Assigned task:
Once you have read the data below, please repeat all of it exactly.

____ Provided entries

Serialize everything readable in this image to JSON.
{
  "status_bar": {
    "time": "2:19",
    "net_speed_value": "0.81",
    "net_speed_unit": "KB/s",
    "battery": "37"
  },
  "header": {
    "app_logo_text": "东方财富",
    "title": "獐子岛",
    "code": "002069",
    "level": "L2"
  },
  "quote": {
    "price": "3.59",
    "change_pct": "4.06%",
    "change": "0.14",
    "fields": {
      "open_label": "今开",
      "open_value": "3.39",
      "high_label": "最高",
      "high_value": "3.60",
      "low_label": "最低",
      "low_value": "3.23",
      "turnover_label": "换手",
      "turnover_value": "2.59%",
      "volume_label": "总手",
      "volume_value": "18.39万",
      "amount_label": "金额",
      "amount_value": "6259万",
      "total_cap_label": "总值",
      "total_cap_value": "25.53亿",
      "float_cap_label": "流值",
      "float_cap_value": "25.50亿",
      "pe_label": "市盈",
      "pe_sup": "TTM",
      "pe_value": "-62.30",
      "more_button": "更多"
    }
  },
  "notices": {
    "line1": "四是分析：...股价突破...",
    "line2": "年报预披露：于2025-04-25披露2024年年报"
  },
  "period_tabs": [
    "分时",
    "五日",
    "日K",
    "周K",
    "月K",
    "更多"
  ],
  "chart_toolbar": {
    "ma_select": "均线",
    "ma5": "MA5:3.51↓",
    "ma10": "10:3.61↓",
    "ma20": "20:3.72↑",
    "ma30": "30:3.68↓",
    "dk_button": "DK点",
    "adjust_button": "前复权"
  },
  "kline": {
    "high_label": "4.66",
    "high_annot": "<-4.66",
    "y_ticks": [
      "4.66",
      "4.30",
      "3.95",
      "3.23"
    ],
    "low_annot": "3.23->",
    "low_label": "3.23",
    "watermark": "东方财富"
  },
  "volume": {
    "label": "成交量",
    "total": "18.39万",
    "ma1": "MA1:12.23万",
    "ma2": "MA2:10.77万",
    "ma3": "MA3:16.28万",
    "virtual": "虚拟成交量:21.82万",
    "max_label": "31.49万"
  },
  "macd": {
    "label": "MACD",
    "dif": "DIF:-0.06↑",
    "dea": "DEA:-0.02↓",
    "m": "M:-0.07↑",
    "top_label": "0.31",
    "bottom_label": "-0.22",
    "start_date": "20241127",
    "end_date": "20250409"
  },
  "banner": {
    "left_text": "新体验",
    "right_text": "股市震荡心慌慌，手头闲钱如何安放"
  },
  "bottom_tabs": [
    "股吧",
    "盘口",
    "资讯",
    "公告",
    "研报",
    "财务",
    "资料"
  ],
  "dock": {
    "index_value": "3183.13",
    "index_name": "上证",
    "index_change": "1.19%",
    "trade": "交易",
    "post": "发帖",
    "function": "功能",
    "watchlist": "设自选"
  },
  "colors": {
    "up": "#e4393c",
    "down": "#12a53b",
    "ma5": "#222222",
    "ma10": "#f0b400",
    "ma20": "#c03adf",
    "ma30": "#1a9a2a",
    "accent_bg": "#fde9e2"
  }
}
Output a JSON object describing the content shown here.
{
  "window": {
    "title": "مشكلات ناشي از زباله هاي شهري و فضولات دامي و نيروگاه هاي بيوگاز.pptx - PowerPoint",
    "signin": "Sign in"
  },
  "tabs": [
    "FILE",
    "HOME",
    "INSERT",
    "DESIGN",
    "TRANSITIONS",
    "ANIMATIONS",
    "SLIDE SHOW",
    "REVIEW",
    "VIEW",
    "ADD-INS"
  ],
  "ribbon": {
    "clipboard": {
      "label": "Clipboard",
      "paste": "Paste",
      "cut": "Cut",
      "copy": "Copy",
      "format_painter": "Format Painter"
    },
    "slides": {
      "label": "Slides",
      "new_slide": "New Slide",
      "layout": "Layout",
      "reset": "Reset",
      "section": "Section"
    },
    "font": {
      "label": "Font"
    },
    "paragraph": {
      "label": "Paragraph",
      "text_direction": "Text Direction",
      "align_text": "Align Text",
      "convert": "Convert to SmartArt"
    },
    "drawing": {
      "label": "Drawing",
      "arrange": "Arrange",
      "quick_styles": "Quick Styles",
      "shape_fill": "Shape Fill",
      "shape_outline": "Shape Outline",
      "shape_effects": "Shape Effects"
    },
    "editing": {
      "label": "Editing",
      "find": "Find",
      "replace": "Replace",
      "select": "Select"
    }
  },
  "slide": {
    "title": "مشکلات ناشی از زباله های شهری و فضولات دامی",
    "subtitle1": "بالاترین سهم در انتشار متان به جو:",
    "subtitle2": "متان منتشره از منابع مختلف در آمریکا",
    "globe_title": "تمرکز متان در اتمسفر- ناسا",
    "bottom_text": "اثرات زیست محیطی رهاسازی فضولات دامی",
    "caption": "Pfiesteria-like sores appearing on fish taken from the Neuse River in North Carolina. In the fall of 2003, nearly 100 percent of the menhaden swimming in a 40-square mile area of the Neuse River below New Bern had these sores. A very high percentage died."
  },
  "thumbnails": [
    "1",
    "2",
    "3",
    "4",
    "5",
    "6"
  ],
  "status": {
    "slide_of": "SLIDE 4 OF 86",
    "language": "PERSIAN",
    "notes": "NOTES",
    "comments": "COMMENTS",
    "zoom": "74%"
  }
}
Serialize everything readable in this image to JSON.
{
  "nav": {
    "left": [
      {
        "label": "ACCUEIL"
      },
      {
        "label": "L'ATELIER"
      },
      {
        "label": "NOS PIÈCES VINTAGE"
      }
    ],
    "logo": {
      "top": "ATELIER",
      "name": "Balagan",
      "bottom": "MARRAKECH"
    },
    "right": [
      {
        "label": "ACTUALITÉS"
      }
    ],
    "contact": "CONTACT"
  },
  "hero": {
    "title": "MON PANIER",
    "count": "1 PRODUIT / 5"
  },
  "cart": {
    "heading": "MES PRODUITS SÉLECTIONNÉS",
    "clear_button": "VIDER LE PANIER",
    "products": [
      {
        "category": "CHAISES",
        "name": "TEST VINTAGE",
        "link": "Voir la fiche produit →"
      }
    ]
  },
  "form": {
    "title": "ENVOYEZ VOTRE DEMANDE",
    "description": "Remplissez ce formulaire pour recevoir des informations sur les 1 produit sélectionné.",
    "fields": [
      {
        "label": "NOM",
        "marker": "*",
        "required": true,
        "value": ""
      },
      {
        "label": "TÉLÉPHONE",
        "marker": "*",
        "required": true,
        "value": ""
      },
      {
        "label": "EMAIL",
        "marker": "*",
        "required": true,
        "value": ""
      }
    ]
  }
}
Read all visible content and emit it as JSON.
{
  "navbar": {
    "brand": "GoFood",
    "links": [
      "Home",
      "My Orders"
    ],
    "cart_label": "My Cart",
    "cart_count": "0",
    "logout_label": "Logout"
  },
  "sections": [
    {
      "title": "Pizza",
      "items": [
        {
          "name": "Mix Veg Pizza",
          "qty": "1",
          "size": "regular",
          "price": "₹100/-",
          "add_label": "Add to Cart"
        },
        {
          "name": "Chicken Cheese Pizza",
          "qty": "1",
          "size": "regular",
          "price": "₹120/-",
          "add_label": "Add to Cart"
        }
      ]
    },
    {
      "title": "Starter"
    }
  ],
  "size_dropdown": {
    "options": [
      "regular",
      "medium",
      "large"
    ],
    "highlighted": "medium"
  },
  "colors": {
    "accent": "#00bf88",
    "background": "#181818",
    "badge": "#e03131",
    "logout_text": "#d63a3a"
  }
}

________

Output:
Serialize everything readable in this image to JSON.
{
  "status_bar": {
    "time": "2:19",
    "net_speed_value": "0.81",
    "net_speed_unit": "KB/s",
    "battery": "37"
  },
  "header": {
    "app_logo_text": "东方财富",
    "title": "獐子岛",
    "code": "002069",
    "level": "L2"
  },
  "quote": {
    "price": "3.59",
    "change_pct": "4.06%",
    "change": "0.14",
    "fields": {
      "open_label": "今开",
      "open_value": "3.39",
      "high_label": "最高",
      "high_value": "3.60",
      "low_label": "最低",
      "low_value": "3.23",
      "turnover_label": "换手",
      "turnover_value": "2.59%",
      "volume_label": "总手",
      "volume_value": "18.39万",
      "amount_label": "金额",
      "amount_value": "6259万",
      "total_cap_label": "总值",
      "total_cap_value": "25.53亿",
      "float_cap_label": "流值",
      "float_cap_value": "25.50亿",
      "pe_label": "市盈",
      "pe_sup": "TTM",
      "pe_value": "-62.30",
      "more_button": "更多"
    }
  },
  "notices": {
    "line1": "四是分析：...股价突破...",
    "line2": "年报预披露：于2025-04-25披露2024年年报"
  },
  "period_tabs": [
    "分时",
    "五日",
    "日K",
    "周K",
    "月K",
    "更多"
  ],
  "chart_toolbar": {
    "ma_select": "均线",
    "ma5": "MA5:3.51↓",
    "ma10": "10:3.61↓",
    "ma20": "20:3.72↑",
    "ma30": "30:3.68↓",
    "dk_button": "DK点",
    "adjust_button": "前复权"
  },
  "kline": {
    "high_label": "4.66",
    "high_annot": "<-4.66",
    "y_ticks": [
      "4.66",
      "4.30",
      "3.95",
      "3.23"
    ],
    "low_annot": "3.23->",
    "low_label": "3.23",
    "watermark": "东方财富"
  },
  "volume": {
    "label": "成交量",
    "total": "18.39万",
    "ma1": "MA1:12.23万",
    "ma2": "MA2:10.77万",
    "ma3": "MA3:16.28万",
    "virtual": "虚拟成交量:21.82万",
    "max_label": "31.49万"
  },
  "macd": {
    "label": "MACD",
    "dif": "DIF:-0.06↑",
    "dea": "DEA:-0.02↓",
    "m": "M:-0.07↑",
    "top_label": "0.31",
    "bottom_label": "-0.22",
    "start_date": "20241127",
    "end_date": "20250409"
  },
  "banner": {
    "left_text": "新体验",
    "right_text": "股市震荡心慌慌，手头闲钱如何安放"
  },
  "bottom_tabs": [
    "股吧",
    "盘口",
    "资讯",
    "公告",
    "研报",
    "财务",
    "资料"
  ],
  "dock": {
    "index_value": "3183.13",
    "index_name": "上证",
    "index_change": "1.19%",
    "trade": "交易",
    "post": "发帖",
    "function": "功能",
    "watchlist": "设自选"
  },
  "colors": {
    "up": "#e4393c",
    "down": "#12a53b",
    "ma5": "#222222",
    "ma10": "#f0b400",
    "ma20": "#c03adf",
    "ma30": "#1a9a2a",
    "accent_bg": "#fde9e2"
  }
}
Output a JSON object describing the content shown here.
{
  "window": {
    "title": "مشكلات ناشي از زباله هاي شهري و فضولات دامي و نيروگاه هاي بيوگاز.pptx - PowerPoint",
    "signin": "Sign in"
  },
  "tabs": [
    "FILE",
    "HOME",
    "INSERT",
    "DESIGN",
    "TRANSITIONS",
    "ANIMATIONS",
    "SLIDE SHOW",
    "REVIEW",
    "VIEW",
    "ADD-INS"
  ],
  "ribbon": {
    "clipboard": {
      "label": "Clipboard",
      "paste": "Paste",
      "cut": "Cut",
      "copy": "Copy",
      "format_painter": "Format Painter"
    },
    "slides": {
      "label": "Slides",
      "new_slide": "New Slide",
      "layout": "Layout",
      "reset": "Reset",
      "section": "Section"
    },
    "font": {
      "label": "Font"
    },
    "paragraph": {
      "label": "Paragraph",
      "text_direction": "Text Direction",
      "align_text": "Align Text",
      "convert": "Convert to SmartArt"
    },
    "drawing": {
      "label": "Drawing",
      "arrange": "Arrange",
      "quick_styles": "Quick Styles",
      "shape_fill": "Shape Fill",
      "shape_outline": "Shape Outline",
      "shape_effects": "Shape Effects"
    },
    "editing": {
      "label": "Editing",
      "find": "Find",
      "replace": "Replace",
      "select": "Select"
    }
  },
  "slide": {
    "title": "مشکلات ناشی از زباله های شهری و فضولات دامی",
    "subtitle1": "بالاترین سهم در انتشار متان به جو:",
    "subtitle2": "متان منتشره از منابع مختلف در آمریکا",
    "globe_title": "تمرکز متان در اتمسفر- ناسا",
    "bottom_text": "اثرات زیست محیطی رهاسازی فضولات دامی",
    "caption": "Pfiesteria-like sores appearing on fish taken from the Neuse River in North Carolina. In the fall of 2003, nearly 100 percent of the menhaden swimming in a 40-square mile area of the Neuse River below New Bern had these sores. A very high percentage died."
  },
  "thumbnails": [
    "1",
    "2",
    "3",
    "4",
    "5",
    "6"
  ],
  "status": {
    "slide_of": "SLIDE 4 OF 86",
    "language": "PERSIAN",
    "notes": "NOTES",
    "comments": "COMMENTS",
    "zoom": "74%"
  }
}
Serialize everything readable in this image to JSON.
{
  "nav": {
    "left": [
      {
        "label": "ACCUEIL"
      },
      {
        "label": "L'ATELIER"
      },
      {
        "label": "NOS PIÈCES VINTAGE"
      }
    ],
    "logo": {
      "top": "ATELIER",
      "name": "Balagan",
      "bottom": "MARRAKECH"
    },
    "right": [
      {
        "label": "ACTUALITÉS"
      }
    ],
    "contact": "CONTACT"
  },
  "hero": {
    "title": "MON PANIER",
    "count": "1 PRODUIT / 5"
  },
  "cart": {
    "heading": "MES PRODUITS SÉLECTIONNÉS",
    "clear_button": "VIDER LE PANIER",
    "products": [
      {
        "category": "CHAISES",
        "name": "TEST VINTAGE",
        "link": "Voir la fiche produit →"
      }
    ]
  },
  "form": {
    "title": "ENVOYEZ VOTRE DEMANDE",
    "description": "Remplissez ce formulaire pour recevoir des informations sur les 1 produit sélectionné.",
    "fields": [
      {
        "label": "NOM",
        "marker": "*",
        "required": true,
        "value": ""
      },
      {
        "label": "TÉLÉPHONE",
        "marker": "*",
        "required": true,
        "value": ""
      },
      {
        "label": "EMAIL",
        "marker": "*",
        "required": true,
        "value": ""
      }
    ]
  }
}
Read all visible content and emit it as JSON.
{
  "navbar": {
    "brand": "GoFood",
    "links": [
      "Home",
      "My Orders"
    ],
    "cart_label": "My Cart",
    "cart_count": "0",
    "logout_label": "Logout"
  },
  "sections": [
    {
      "title": "Pizza",
      "items": [
        {
          "name": "Mix Veg Pizza",
          "qty": "1",
          "size": "regular",
          "price": "₹100/-",
          "add_label": "Add to Cart"
        },
        {
          "name": "Chicken Cheese Pizza",
          "qty": "1",
          "size": "regular",
          "price": "₹120/-",
          "add_label": "Add to Cart"
        }
      ]
    },
    {
      "title": "Starter"
    }
  ],
  "size_dropdown": {
    "options": [
      "regular",
      "medium",
      "large"
    ],
    "highlighted": "medium"
  },
  "colors": {
    "accent": "#00bf88",
    "background": "#181818",
    "badge": "#e03131",
    "logout_text": "#d63a3a"
  }
}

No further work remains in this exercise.